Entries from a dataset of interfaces
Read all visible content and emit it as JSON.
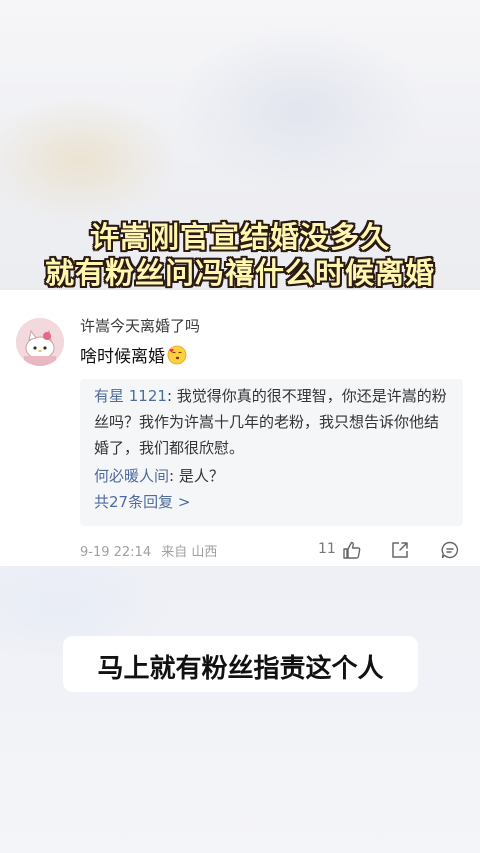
{
  "headline": {
    "line1": "许嵩刚官宣结婚没多久",
    "line2": "就有粉丝问冯禧什么时候离婚"
  },
  "comment": {
    "username": "许嵩今天离婚了吗",
    "text": "啥时候离婚",
    "emoji": "kissing-face-emoji",
    "replies": [
      {
        "author": "有星 1121",
        "text": ": 我觉得你真的很不理智，你还是许嵩的粉丝吗？我作为许嵩十几年的老粉，我只想告诉你他结婚了，我们都很欣慰。"
      },
      {
        "author": "何必暖人间",
        "text": ": 是人？"
      }
    ],
    "more_replies": "共27条回复 >",
    "date": "9-19 22:14",
    "location": "来自 山西",
    "likes": "11"
  },
  "caption": "马上就有粉丝指责这个人",
  "colors": {
    "headline_fill": "#fff6b0",
    "headline_outline": "#2b1a12",
    "link_blue": "#4f6c9e",
    "meta_gray": "#a0a0a0"
  }
}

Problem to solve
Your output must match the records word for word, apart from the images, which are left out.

The completed task
Read all visible content and emit it as JSON.
{
  "headline": {
    "line1": "许嵩刚官宣结婚没多久",
    "line2": "就有粉丝问冯禧什么时候离婚"
  },
  "comment": {
    "username": "许嵩今天离婚了吗",
    "text": "啥时候离婚",
    "emoji": "kissing-face-emoji",
    "replies": [
      {
        "author": "有星 1121",
        "text": ": 我觉得你真的很不理智，你还是许嵩的粉丝吗？我作为许嵩十几年的老粉，我只想告诉你他结婚了，我们都很欣慰。"
      },
      {
        "author": "何必暖人间",
        "text": ": 是人？"
      }
    ],
    "more_replies": "共27条回复 >",
    "date": "9-19 22:14",
    "location": "来自 山西",
    "likes": "11"
  },
  "caption": "马上就有粉丝指责这个人",
  "colors": {
    "headline_fill": "#fff6b0",
    "headline_outline": "#2b1a12",
    "link_blue": "#4f6c9e",
    "meta_gray": "#a0a0a0"
  }
}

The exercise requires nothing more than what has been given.